The New Craftsmen present new maker Jo Sweeting, described by author Robert MacFarlane as ‘unmistakably among the handful of leading stone-carvers and sculptors in the country’.\n
After studying Fine Art and Sculpture at Leeds School of Art working primarily in clay, Jo was introduced to stone and was immediately taken by the way it retained each and every mark applied. She learned to carve at the Skelton Workshop, the home of the late John Skelton, nephew of and apprentice to Eric Gill. Jo’s work often takes on themes of language, time and place, with a fondness for dialect. Working chiefly with found and quarried stone, Jo’s lapidary art is in constant dialogue with the natural world, allowing herself to be led by the organic form of the material.\n

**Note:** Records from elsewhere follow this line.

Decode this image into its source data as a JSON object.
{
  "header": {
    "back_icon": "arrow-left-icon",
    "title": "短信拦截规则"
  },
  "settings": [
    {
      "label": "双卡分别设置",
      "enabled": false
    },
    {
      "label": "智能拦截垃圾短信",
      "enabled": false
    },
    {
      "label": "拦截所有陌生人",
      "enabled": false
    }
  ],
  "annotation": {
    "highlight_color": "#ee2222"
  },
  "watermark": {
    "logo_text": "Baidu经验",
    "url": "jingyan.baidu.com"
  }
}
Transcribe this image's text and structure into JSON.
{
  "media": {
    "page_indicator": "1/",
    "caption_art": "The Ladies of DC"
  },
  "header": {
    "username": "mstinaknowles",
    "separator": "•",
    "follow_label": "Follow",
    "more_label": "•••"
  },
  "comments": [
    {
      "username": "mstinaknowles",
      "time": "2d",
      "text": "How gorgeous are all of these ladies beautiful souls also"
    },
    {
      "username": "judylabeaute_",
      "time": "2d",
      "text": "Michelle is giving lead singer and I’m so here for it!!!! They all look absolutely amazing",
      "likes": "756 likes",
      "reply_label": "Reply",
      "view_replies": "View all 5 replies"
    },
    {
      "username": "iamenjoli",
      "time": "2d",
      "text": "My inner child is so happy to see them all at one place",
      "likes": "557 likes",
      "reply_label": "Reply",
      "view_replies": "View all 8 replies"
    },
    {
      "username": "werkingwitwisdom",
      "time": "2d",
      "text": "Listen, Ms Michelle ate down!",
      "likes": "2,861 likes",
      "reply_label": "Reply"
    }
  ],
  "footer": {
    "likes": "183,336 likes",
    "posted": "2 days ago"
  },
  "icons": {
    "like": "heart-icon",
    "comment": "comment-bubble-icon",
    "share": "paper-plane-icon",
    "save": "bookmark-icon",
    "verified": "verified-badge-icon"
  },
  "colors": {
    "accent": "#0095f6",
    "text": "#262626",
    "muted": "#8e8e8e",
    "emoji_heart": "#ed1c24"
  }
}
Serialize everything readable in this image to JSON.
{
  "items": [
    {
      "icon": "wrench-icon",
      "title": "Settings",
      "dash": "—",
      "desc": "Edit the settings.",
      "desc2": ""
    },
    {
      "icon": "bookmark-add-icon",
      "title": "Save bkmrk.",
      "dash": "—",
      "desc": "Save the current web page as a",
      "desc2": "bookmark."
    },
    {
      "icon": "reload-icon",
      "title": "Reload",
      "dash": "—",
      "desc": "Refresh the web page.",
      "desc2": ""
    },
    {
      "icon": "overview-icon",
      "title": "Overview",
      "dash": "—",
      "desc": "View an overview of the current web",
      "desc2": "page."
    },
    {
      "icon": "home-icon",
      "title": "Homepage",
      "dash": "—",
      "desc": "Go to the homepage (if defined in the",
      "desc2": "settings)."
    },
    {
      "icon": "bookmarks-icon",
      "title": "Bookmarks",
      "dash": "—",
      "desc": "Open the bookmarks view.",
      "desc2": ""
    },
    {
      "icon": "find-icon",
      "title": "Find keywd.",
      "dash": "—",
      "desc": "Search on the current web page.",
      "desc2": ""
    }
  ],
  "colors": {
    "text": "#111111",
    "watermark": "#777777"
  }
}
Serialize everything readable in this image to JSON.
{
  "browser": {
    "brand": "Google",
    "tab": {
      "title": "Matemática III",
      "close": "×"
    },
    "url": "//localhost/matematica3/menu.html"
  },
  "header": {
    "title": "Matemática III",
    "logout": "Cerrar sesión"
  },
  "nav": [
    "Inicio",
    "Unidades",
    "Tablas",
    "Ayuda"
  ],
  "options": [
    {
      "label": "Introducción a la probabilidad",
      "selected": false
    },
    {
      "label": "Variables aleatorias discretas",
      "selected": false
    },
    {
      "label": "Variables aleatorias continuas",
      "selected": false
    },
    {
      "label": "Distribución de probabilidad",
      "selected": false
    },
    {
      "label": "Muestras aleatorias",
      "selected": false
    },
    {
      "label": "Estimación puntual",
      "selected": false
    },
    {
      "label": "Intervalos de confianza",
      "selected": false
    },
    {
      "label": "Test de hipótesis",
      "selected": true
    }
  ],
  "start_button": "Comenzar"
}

While Jo was out walking in Sussex in autumn, she found herself drawn to the ground with each step. She observed many beautiful objects, from lichens to feathers and twigs that had fallen. She found these discoveries simple yet exquisite when held and viewed closely.\n
“There was a leaf held in a spider’s web, rotating and swirling and it stopped me in my tracks,” she shared.\n \n
This fondness for the tiny and overlooked, led to the ‘Fallen’ collection; five stone carvings, described by Jo as a celebration and memorial to the overlooked, forgotten and transient.
“The Fallen Collection is inspired by words, they ignite and flare. Dialect and conversations are always the beginning of my process. Whole series of works can come from one word, as this first collection has been,” she shared.\n \n
Jo’s work is primarily informed by the Buddhist concept of ‘Shul’, a marking which remains after the thing that made it has passed through. A dry riverbed, a hollow made by an animal in the grass, a path formed by a regular tread of footsteps, Shul is the impression of what once was there. It is an absence that becomes a presence itself.
“Shul is a dual, a nothing that is something, a whole hole,” Jo explained, “my interest is in how these traces are left on our bodies and memories. I use words, a figure, or a plant, as a starting point and focus on growth and change. I celebrate a moment in time. Starting points can be poetry or an overheard conversation in the landscape. I aim to make the moment visible and monumental.”\n \n
Within the landscape where she lives, Jo found several large chalk boulders, which she sliced to create this series of works. She has left much of the original form in place to honour the block.
“Edward Thomas often walked and described the sensation of ‘bones for chalk’. We walk on the bones of others and then our bones become a bedrock walked upon,” Jo noted.\n \n
The work is slow and considered, changing and growing as she spends many hours with it. Although she begins with a clear concept, Jo is inspired by the unknown and has a distinct openness in her approach - using chisels and mallets to capture transience within the comparable permanence of stone:
“My work contemplates life and although direct carving techniques are used, my work is not traditional. I use drawing and print-making to refine ideas, but like to carve directly on to the faces of the stone without certainty. I realise the form fully once the carving begins.”\n \n
Each and every work carved by Jo is imbued with a certain time, place or memory. These works are no exception, creating beautiful talismans for the lost, forgotten and fleeting.
Explore the masterfully-crafted Fallen collection by Jo Sweeting below.\n